    image.png
  • New +/- buttons for Tolerance and Hardness. This is a great quality-of-life improvement, especially for the Magic Wand when you’re trying to find just the right value for Tolerance.
    image.png

Change log since 4.0.21:

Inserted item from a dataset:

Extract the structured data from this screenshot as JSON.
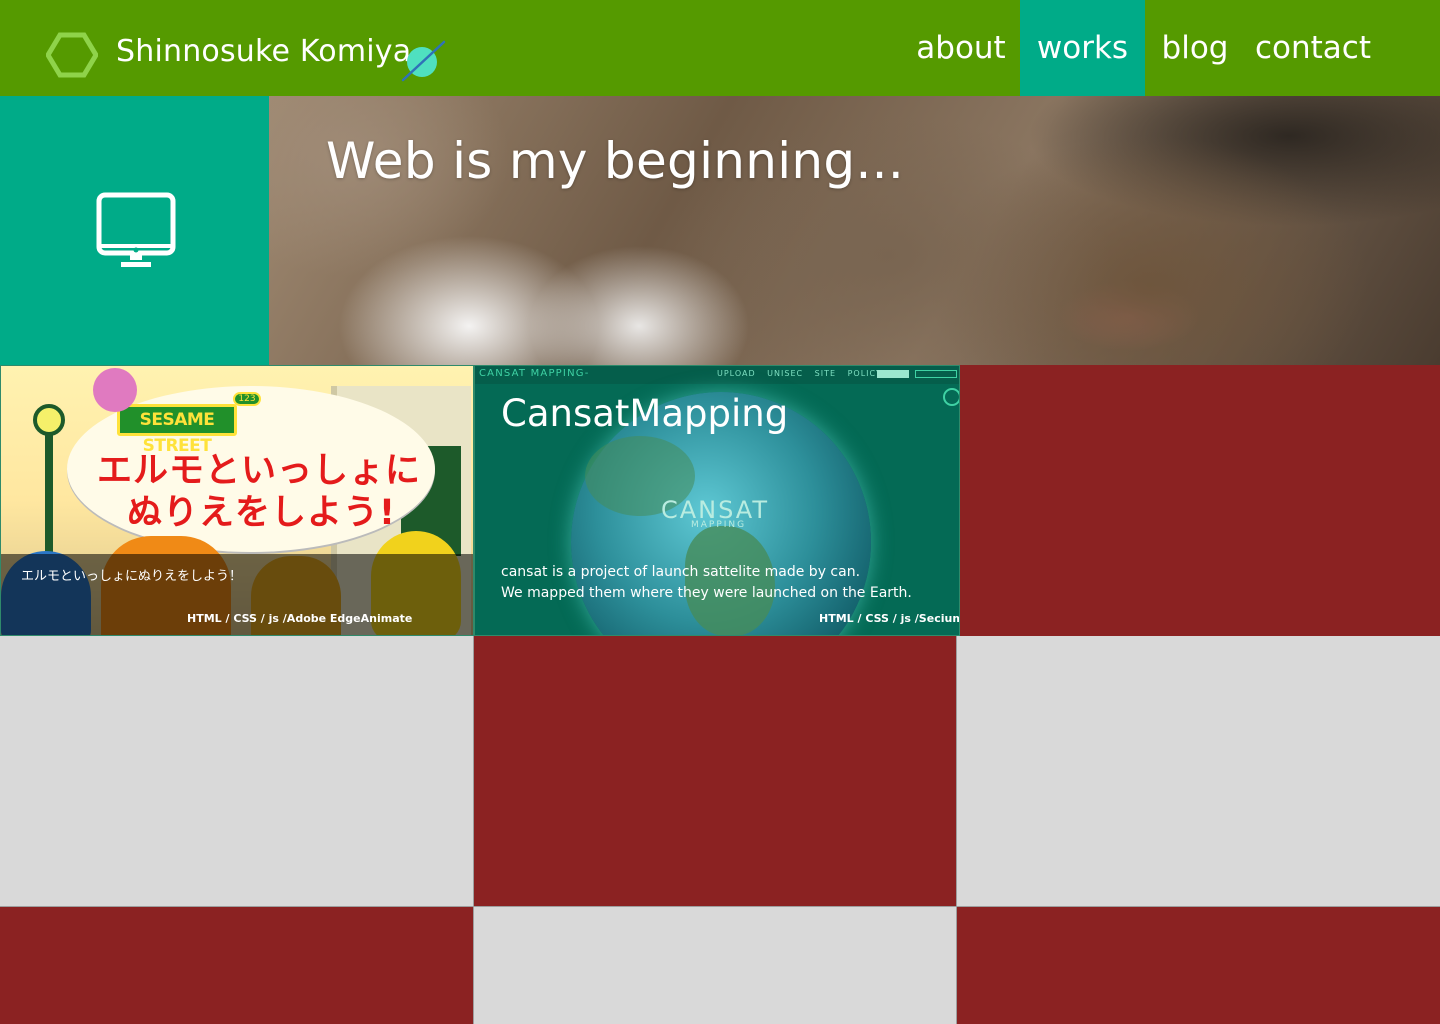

  • Improved: Gaussian Blur, Motion Blur, and Radial Blur now render using the GPU and are significantly faster
  • Changed: The following effects are now rendered using the GPU: Edge Detect, Pixelate, and Relief
  • Changed: The following adjustments are now rendered using the GPU: Black & White, Invert Colors
  • New Effect: Distort -> Morphology (uses the GPU)
  • New Effect: Render -> Turbulence (uses the GPU)
  • New: Bicubic resampling is now supported for the Move Selected Pixels tool. It is very CPU-intensive, so a CPU with 6 or more cores is highly recommended.
  • New: Edit -> Copy Selection. This will copy the current selection’s geometry to the clipboard as JSON text.
  • New: Edit -> Paste Selection. This will apply the selection from the clipboard to the current selection. All 5 selection combine modes are supported.
  • Changed: The Text tool now uses Points for font size measurement. You can also elect to use the old font size metric, “Fixed (96 DPI)” via the dropdown to the right of the font size.
  • Fixed: The Text tool’s recentering algorithm when typing reaches the edge of the viewport should be better
  • New: Added +/- buttons to the Tolerance and Hardness sliders.
  • Changed: Increased max zoom level to 6400%
  • New: The mouse wheel may now be used to scroll a long menu, such as when a lot of effects are installed (thanks @toe_head2001!)
  • Changed: For Windows 7 SP1 users, the Platform Update from 2013 is now required.
  • Fixed: Opening certain large images and then zooming with the mouse wheel would sometimes result in the scroll position being completely wrong
  • Changed: Hiding a layer no longer auto-selects the nearest visible layer. You can re-enable this in Settings
  • New: For the Windows Store release, the paintdotnet: protocol can now be used to launch the app so that you can specify command-line parameters. For example, you can go to Start -> Run and type in paintdotnet:”path to file1.png” path_to_file_2.png and both images will be opened (even if Paint.NET is already open)
  • New: Added Heptagon (7-sided polygon) and Octagon (8-sided polygon) shapes
  • Fixed the high-DPI inset-text scaling for the Shape selector (e.g. Pentagon with an inset “5”)
  • New: Palettes are now also loaded from Documents/paint.net App Files/Palettes. This folder name is not localized, and so is easy to rely on for installation scripts.
  • Fixed: View -> Pixel Grid will now correctly adjust to changes in the theme (light vs. dark)
  • Fixed: The background color for the Tolerance slider has been corrected for non-dark themes
  • Changed: Removed shortcut keys for all built-in Adjustments except for Invert Colors (Ctrl+Shift+I). This is being done to free up shortcut keys for other functionality.
  • New: Added a shortcut key to trigger a full .NET garbage collection: Ctrl+Alt+Shift+` (tick/tilde). This should only ever be needed for troubleshooting purposes.
  • New: Battery Saver Mode in Windows 10 is now respected, whether enabled manually or due to low battery. UI animations will be disabled.
  • New for plugin developers: The IndirectUI Color Wheel control now supports an alpha slider. To use this, set the range (min/max values) of the Int32PropertyControl to [Int32.MinValue, Int32.MaxValue] (thanks @BoltBait!)
  • New for plugin developers: there is a new FileChooser property control type for string properties (thanks @toe_head2001!)
  • New for plugin developers: there is a new BinaryPixelOp.Apply(Surface, Surface, Surface, Rectangle) method overload (thanks @BoltBait!)
  • Changed: The IndirectUI text control now has a vertical scroll bar when multiline mode is enabled (thanks @toe_head2001!)
  • Fixed a very old and nasty crash, “InvalidOperationException: ScratchSurface already borrowed”

Enjoy! Please comment with your questions and bug reports :)